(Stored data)

▬▬▬

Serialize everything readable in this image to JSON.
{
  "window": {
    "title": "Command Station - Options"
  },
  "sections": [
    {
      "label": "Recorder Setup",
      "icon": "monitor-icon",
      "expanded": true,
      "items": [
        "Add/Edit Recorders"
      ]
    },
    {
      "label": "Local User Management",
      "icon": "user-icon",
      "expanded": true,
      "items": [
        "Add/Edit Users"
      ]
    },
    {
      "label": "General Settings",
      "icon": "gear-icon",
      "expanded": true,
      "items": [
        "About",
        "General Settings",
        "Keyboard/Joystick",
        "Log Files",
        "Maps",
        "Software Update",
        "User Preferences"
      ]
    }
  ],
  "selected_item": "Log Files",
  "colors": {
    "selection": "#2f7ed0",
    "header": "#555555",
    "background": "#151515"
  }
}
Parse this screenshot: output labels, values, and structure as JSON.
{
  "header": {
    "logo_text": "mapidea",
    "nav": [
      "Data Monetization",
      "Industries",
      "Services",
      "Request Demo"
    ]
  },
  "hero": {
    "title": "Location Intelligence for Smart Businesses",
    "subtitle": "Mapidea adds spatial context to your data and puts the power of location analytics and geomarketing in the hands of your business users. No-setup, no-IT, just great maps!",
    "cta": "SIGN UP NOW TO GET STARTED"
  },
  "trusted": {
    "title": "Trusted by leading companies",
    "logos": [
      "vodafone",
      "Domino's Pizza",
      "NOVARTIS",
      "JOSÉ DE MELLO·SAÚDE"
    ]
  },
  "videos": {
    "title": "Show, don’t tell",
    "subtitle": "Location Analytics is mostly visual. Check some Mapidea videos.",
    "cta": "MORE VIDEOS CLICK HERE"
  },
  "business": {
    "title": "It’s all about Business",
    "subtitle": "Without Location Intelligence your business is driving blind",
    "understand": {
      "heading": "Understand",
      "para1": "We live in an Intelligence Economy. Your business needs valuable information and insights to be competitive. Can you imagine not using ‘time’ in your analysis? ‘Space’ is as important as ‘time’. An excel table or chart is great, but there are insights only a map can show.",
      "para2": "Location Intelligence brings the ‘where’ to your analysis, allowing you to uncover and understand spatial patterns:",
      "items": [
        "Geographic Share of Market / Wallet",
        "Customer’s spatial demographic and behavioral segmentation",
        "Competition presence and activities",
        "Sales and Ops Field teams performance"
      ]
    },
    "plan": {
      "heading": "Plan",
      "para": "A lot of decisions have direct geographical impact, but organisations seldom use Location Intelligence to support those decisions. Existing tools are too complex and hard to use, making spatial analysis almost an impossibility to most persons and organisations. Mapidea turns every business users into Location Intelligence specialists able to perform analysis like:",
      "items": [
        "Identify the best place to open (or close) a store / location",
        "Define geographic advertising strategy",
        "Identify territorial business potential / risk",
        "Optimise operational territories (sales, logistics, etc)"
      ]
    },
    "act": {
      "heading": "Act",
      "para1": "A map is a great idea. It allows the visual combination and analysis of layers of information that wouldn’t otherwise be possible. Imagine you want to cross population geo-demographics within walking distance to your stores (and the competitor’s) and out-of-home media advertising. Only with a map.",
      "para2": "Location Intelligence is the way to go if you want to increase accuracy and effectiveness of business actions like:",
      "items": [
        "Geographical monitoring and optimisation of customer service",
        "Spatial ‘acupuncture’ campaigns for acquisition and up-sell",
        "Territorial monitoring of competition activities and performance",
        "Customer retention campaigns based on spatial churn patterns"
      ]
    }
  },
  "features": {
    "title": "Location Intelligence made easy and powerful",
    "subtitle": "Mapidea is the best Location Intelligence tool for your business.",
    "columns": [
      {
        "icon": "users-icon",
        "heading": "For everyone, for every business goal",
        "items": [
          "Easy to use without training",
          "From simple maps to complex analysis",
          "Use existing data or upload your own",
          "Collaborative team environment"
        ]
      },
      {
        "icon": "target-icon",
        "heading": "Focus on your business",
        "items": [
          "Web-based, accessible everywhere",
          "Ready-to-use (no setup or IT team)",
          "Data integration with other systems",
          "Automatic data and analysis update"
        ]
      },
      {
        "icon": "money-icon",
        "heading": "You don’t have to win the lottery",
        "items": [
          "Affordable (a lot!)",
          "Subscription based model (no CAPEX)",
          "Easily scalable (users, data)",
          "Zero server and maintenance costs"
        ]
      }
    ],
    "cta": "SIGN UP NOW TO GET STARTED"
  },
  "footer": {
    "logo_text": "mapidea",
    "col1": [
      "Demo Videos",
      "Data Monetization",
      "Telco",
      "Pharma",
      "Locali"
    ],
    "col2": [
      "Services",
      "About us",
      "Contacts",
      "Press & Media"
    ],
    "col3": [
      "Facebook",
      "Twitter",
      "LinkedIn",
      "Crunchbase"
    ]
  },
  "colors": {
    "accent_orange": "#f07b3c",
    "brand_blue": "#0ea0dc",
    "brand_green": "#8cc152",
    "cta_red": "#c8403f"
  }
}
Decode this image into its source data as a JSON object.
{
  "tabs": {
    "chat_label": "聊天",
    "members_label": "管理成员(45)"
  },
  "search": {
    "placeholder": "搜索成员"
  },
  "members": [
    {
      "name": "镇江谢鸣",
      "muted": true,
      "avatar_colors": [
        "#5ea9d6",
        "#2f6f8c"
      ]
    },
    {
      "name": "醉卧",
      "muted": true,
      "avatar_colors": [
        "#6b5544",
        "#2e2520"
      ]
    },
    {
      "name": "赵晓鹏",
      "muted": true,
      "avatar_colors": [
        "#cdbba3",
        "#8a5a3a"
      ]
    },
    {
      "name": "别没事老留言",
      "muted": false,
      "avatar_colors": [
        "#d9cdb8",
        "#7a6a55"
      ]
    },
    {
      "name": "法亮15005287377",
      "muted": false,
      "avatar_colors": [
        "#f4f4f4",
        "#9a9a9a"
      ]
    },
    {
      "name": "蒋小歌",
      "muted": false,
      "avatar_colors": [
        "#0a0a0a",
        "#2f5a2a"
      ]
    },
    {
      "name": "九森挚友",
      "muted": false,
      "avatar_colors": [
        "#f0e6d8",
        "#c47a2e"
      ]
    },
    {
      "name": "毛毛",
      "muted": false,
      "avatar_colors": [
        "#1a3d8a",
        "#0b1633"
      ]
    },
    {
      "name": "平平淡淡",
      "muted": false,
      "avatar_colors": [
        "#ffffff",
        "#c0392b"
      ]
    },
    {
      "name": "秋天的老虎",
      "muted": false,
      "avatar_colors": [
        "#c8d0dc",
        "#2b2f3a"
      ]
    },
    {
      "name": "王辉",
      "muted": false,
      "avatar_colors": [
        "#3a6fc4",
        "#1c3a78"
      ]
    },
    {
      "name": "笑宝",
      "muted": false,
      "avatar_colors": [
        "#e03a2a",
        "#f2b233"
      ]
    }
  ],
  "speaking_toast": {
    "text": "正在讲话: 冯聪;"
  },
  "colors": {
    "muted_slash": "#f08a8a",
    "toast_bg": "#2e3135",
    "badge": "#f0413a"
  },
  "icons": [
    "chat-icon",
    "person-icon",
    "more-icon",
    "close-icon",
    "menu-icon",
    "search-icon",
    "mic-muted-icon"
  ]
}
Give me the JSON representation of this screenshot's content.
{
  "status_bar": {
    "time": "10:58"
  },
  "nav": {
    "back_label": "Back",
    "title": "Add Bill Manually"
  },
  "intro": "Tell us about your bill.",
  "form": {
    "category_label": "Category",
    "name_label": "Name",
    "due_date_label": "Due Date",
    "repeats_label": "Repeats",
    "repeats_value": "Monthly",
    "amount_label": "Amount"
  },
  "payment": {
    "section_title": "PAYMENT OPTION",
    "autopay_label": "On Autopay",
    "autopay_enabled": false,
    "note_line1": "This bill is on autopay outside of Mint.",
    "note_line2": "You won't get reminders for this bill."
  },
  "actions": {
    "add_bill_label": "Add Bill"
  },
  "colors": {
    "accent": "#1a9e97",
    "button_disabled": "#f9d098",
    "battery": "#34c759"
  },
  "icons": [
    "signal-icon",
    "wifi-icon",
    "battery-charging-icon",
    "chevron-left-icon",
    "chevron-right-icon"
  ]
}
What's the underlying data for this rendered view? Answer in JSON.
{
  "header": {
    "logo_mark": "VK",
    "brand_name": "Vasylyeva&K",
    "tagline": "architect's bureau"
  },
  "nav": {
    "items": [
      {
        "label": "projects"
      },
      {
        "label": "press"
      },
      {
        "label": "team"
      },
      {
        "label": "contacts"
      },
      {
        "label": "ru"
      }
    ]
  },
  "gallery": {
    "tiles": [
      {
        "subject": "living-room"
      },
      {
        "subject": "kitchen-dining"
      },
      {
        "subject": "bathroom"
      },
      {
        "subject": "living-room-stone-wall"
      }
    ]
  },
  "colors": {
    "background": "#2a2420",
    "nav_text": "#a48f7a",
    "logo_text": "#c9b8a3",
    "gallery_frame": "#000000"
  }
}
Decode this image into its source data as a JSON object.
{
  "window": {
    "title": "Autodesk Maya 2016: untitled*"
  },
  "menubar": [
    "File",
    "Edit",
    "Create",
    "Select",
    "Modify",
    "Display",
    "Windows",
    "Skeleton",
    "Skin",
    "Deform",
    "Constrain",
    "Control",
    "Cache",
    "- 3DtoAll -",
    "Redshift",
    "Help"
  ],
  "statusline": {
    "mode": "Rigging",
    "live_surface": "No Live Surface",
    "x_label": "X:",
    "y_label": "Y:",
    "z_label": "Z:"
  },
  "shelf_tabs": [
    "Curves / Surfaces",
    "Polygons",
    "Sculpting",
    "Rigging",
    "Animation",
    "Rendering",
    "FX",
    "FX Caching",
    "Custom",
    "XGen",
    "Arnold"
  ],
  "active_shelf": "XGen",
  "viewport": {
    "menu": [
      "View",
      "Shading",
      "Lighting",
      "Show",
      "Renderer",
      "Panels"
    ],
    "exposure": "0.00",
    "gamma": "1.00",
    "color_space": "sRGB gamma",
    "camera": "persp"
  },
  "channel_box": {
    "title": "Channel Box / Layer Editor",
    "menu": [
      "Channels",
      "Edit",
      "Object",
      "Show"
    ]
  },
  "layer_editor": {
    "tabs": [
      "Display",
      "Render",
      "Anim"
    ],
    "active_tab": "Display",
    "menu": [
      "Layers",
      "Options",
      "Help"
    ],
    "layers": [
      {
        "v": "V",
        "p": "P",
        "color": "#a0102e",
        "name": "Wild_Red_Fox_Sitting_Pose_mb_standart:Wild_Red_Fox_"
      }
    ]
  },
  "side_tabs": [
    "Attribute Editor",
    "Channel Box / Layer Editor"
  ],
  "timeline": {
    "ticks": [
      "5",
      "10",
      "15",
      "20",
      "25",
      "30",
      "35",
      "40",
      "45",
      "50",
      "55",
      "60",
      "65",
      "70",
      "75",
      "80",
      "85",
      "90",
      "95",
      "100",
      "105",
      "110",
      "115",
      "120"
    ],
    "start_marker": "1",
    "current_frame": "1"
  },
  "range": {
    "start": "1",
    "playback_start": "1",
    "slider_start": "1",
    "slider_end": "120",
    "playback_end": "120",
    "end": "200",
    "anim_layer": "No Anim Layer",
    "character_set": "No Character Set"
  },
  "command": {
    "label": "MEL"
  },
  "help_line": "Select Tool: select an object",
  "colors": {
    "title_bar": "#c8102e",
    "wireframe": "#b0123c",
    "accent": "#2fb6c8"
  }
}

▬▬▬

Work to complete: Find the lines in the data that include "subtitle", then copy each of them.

Answer for the task:
    "subtitle": "Mapidea adds spatial context to your data and puts the power of location analytics and geomarketing in the hands of your business users. No-setup, no-IT, just great maps!",
    "subtitle": "Location Analytics is mostly visual. Check some Mapidea videos.",
    "subtitle": "Without Location Intelligence your business is driving blind",
    "subtitle": "Mapidea is the best Location Intelligence tool for your business.",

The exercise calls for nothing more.